Here is the recipe.

Save whatever plants he could.  Then add metal garden edges.  This was to be a functional garden.  

Add one post vice, previously his Dad's, but had been languishing in a shed at our place for many years. (Mick has a smaller one that is used all the time.)  Place it on an old sleeper and add a rusty wheel, a grinding stone and a horse shoe.

Add one anvil.  There is a story behind this too.  Mick was the losing bidder on a large anvil at an auction quite some time ago.  Later, during the auction, a fellow approached him and said he had an even bigger anvil that he would sell to Mick for less than the price of the one at the auction.  A trip to Lithgow took place, and the anvil came home.  It has also languished in the shed, never used.  When we moved into town it went to have a holiday at a mate's place.  However, his mate sold his house, so the anvil was on the move again, this time to visit my Mum's house.  Mick did all these moves himself, and believe me, that anvil weighs quite a bit.  For its final trip to our current house a mate with a little crane on his truck gave Mick a hand.  It is not going anywhere soon.

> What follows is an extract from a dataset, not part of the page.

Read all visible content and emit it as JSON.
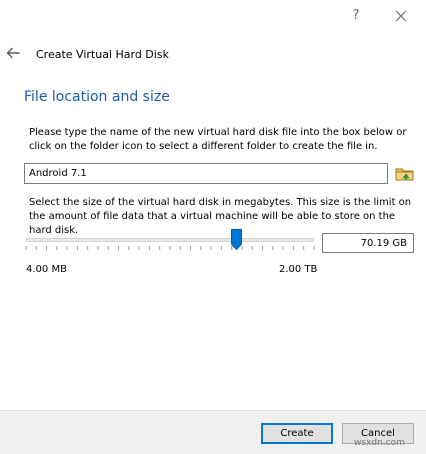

Both of these items are in constant use, which is good to see.........and several blokes walking past have a little bit of anvil envy.

Add an old mile post with a story.  This used to live 3 miles out of town on the Oberon Road.  We always knew it was there, as we drove past each day.  When some major road works were being carried out some years ago Mick happened to be driving past as the contractors were removing the old fencing along with the mile post.  A bit of quick talking ensued and the mile post came home to our place rather than being burnt with all the other old fencing.  What lucky timing.

Add some old harrows that have been kicking around for years, as has the decorative downpipe section.  Just ideal for a petunia to grow.  The old wheel used to be our hose holder, but it looks fine here.

Fill in the empty bits with plants.

It has turned out really well and will look even better as the new plants thicken up.

We didn't want the garden to go right up to the shed, but didn't want more concrete, so some cream stones were added where some water run off will go.  They just finish it all off.

Mick spends a lot of time here, tinkering away.  There seems to be a constant stream of people walking past, often with their dogs.  He is getting to be on chatting terms with quite a few now.  Funnily enough, he knows the dogs' names, but not those of their owners.  He also often chats to the girls doing track work with the horses over the road.

One positive thing has been the comments about the shed.  There have been no negative comments about its size, but quite a few positive comments.  The one he liked the best was that he was creating quite a bit of  "Shed Envy" in the neighbourhood.

More of the yard soon.


Jenny said...

You have done a great job outside, in quite a short time span.
There is no room on our little section for much more than a shed. But it is enough for Robin to keep his bits and pieces in. Actually, the one he bought is bigger than it should be. Living in a "village" all sheds are meant to be no higher that the 6ft fence. But..... our shed is on the back boundary (and out of sight from nosy neighbours) so he went with a bigger and taller one.

Anthea said...

Hi Janice, wow you & Mick have been busy in recent months! Terrific pics of the evolution of the shed, and the way you've put your own mark on your home. Have I missed pics of your sewing room??

Anonymous said...

Hi Janice ,wow your garden looks awesome and the shed is amazing ,the yard is looking so good and organised ,loved the stories,thankyou for sharing Janice xx

Fiona said...

looks fantastic.... the garden bit has grown so well

Jenny said...

Looks great Janis. Love the trailer idea.Such a lot of work one reno always leads to another.

Peg - Happy In Quilting said...

Looking real good Janice 💖

Rachaeldaisy said...

I've so enjoyed the saga of the shed. So wonderful to read about your garden bits and pieces too. Cool anvil!! Seeing your garden makes me want to get outside and do something with ours. If only our weeds were poppies and hearts ease.